Work item
Write down each of the records again, exactly and in full.

Dataset records
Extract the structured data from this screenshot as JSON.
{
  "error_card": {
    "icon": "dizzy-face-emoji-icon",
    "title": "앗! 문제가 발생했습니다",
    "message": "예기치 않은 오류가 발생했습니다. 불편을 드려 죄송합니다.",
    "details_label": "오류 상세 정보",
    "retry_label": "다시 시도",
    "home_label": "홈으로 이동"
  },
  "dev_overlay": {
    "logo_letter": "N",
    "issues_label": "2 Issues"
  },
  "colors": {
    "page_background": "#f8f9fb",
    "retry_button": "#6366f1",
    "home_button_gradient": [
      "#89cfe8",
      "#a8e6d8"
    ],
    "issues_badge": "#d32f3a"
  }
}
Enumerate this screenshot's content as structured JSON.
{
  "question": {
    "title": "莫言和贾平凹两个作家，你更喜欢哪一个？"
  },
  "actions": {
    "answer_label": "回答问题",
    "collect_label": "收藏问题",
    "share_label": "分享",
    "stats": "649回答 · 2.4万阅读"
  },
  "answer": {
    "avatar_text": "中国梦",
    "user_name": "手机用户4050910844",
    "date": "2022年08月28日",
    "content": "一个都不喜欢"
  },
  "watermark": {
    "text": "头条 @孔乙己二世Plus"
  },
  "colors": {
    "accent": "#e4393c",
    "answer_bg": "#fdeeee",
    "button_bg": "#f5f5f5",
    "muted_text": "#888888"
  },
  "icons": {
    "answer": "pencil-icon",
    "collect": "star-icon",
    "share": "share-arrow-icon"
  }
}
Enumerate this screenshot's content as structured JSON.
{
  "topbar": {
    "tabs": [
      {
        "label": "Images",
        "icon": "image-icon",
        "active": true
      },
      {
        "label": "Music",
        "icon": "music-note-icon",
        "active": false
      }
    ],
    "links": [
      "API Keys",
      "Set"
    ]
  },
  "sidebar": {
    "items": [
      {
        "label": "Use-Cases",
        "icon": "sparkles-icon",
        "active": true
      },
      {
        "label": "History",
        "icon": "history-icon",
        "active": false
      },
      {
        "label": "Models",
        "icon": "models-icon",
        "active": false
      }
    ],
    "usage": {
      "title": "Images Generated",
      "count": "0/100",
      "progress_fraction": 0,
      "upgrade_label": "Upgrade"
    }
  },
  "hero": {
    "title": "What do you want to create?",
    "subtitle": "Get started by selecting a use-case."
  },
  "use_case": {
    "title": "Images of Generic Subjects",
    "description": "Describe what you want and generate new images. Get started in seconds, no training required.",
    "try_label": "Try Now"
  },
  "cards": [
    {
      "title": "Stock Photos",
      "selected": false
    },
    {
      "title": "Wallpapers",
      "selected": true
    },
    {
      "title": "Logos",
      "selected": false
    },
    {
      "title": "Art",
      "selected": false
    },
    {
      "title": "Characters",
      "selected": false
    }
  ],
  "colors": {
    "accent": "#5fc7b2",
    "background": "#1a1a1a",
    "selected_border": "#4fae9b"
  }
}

Exercise solution
Extract the structured data from this screenshot as JSON.
{
  "error_card": {
    "icon": "dizzy-face-emoji-icon",
    "title": "앗! 문제가 발생했습니다",
    "message": "예기치 않은 오류가 발생했습니다. 불편을 드려 죄송합니다.",
    "details_label": "오류 상세 정보",
    "retry_label": "다시 시도",
    "home_label": "홈으로 이동"
  },
  "dev_overlay": {
    "logo_letter": "N",
    "issues_label": "2 Issues"
  },
  "colors": {
    "page_background": "#f8f9fb",
    "retry_button": "#6366f1",
    "home_button_gradient": [
      "#89cfe8",
      "#a8e6d8"
    ],
    "issues_badge": "#d32f3a"
  }
}
Enumerate this screenshot's content as structured JSON.
{
  "question": {
    "title": "莫言和贾平凹两个作家，你更喜欢哪一个？"
  },
  "actions": {
    "answer_label": "回答问题",
    "collect_label": "收藏问题",
    "share_label": "分享",
    "stats": "649回答 · 2.4万阅读"
  },
  "answer": {
    "avatar_text": "中国梦",
    "user_name": "手机用户4050910844",
    "date": "2022年08月28日",
    "content": "一个都不喜欢"
  },
  "watermark": {
    "text": "头条 @孔乙己二世Plus"
  },
  "colors": {
    "accent": "#e4393c",
    "answer_bg": "#fdeeee",
    "button_bg": "#f5f5f5",
    "muted_text": "#888888"
  },
  "icons": {
    "answer": "pencil-icon",
    "collect": "star-icon",
    "share": "share-arrow-icon"
  }
}
Enumerate this screenshot's content as structured JSON.
{
  "topbar": {
    "tabs": [
      {
        "label": "Images",
        "icon": "image-icon",
        "active": true
      },
      {
        "label": "Music",
        "icon": "music-note-icon",
        "active": false
      }
    ],
    "links": [
      "API Keys",
      "Set"
    ]
  },
  "sidebar": {
    "items": [
      {
        "label": "Use-Cases",
        "icon": "sparkles-icon",
        "active": true
      },
      {
        "label": "History",
        "icon": "history-icon",
        "active": false
      },
      {
        "label": "Models",
        "icon": "models-icon",
        "active": false
      }
    ],
    "usage": {
      "title": "Images Generated",
      "count": "0/100",
      "progress_fraction": 0,
      "upgrade_label": "Upgrade"
    }
  },
  "hero": {
    "title": "What do you want to create?",
    "subtitle": "Get started by selecting a use-case."
  },
  "use_case": {
    "title": "Images of Generic Subjects",
    "description": "Describe what you want and generate new images. Get started in seconds, no training required.",
    "try_label": "Try Now"
  },
  "cards": [
    {
      "title": "Stock Photos",
      "selected": false
    },
    {
      "title": "Wallpapers",
      "selected": true
    },
    {
      "title": "Logos",
      "selected": false
    },
    {
      "title": "Art",
      "selected": false
    },
    {
      "title": "Characters",
      "selected": false
    }
  ],
  "colors": {
    "accent": "#5fc7b2",
    "background": "#1a1a1a",
    "selected_border": "#4fae9b"
  }
}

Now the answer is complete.